chroniclers do not hesitate to impute bad faith to Edward in pronouncing judgment. Fordun and Wyntoun declare that the commissioners delivered their award in favour of de Brus, but that the Bishop of Durham dissuaded the King from ratifying it, because de Brus would prove far too powerful a monarch. They allege further, that the Earl of Gloucester stood before King Edward, holding his kinsman, de Brus, by the hand, and cried: "Recollect, O King! what kind of judgment thou hast given this day; and know that thou must be judged at the last." But there is no reason to suppose that Edward saw in de Balliol a more pliant vassal than in the aged de Brus. Bishop Fraser, at all events, had put him as much on his guard against one as against the other.
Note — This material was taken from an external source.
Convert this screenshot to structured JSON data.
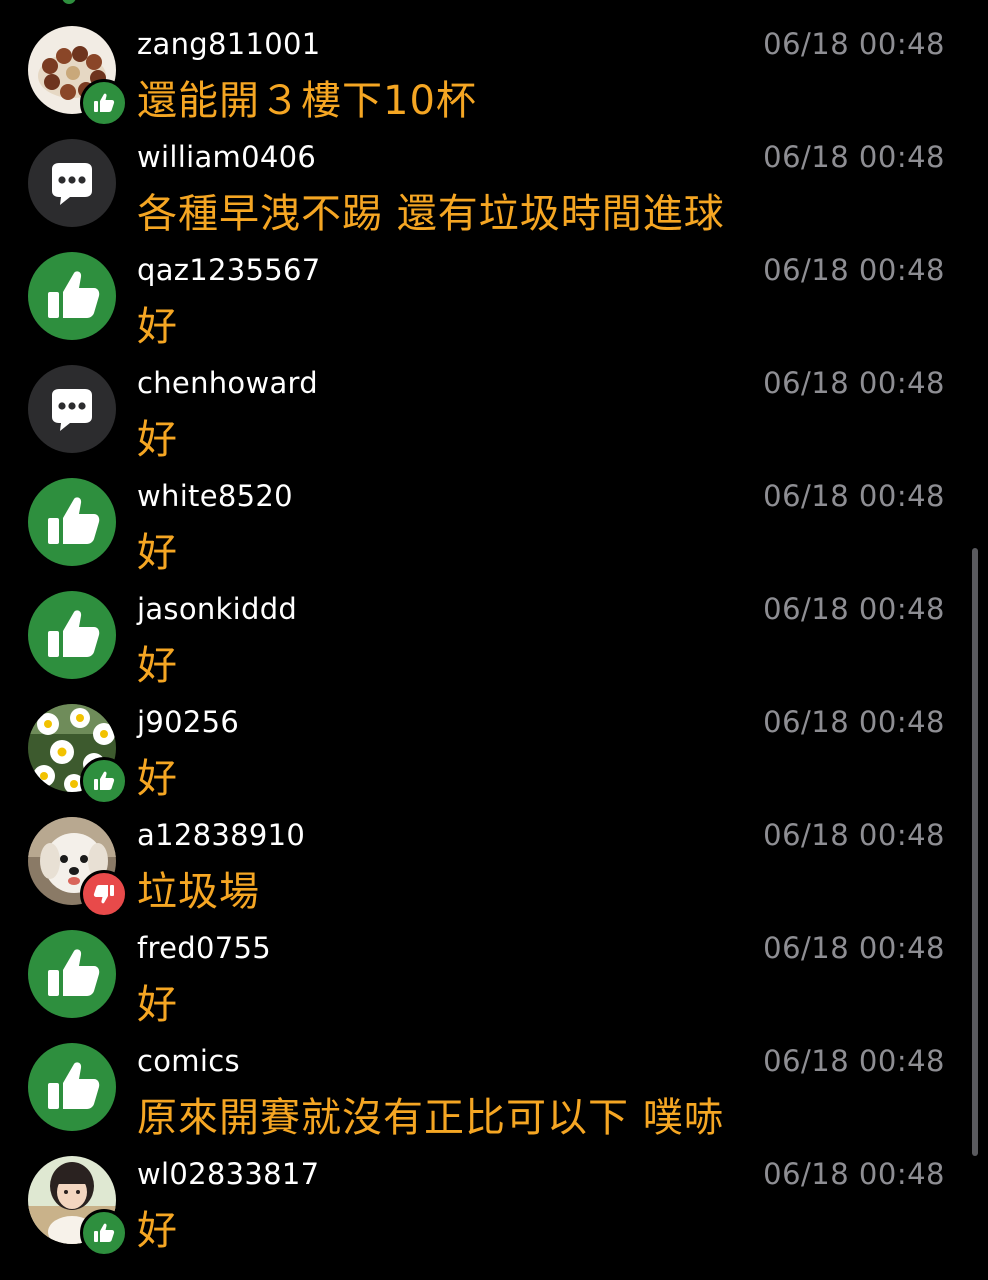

Of a truth there is not a shred of evidence to support the allegation that de Brus expressed any dissent from the award, whatever may have been his private feelings and those of his partisans. Of far greater significance is the fact that, in giving his award, Edward made no reference to that part of de Brus's case which, though the strongest of all, has been overlooked or set aside by all subsequent critics, until Sir Francis Palgrave pointed out its true bearing on the question. It was part of de Brus's pleadings, that in 1238, when King Alexander II. was in declining years, despairing of any issue of his body, he did with, and by the assent of the probi homines of his kingdom, acknowledge and designate the Lord of Annandale to be his lawful heir, as being nearest of blood to himself. Many of the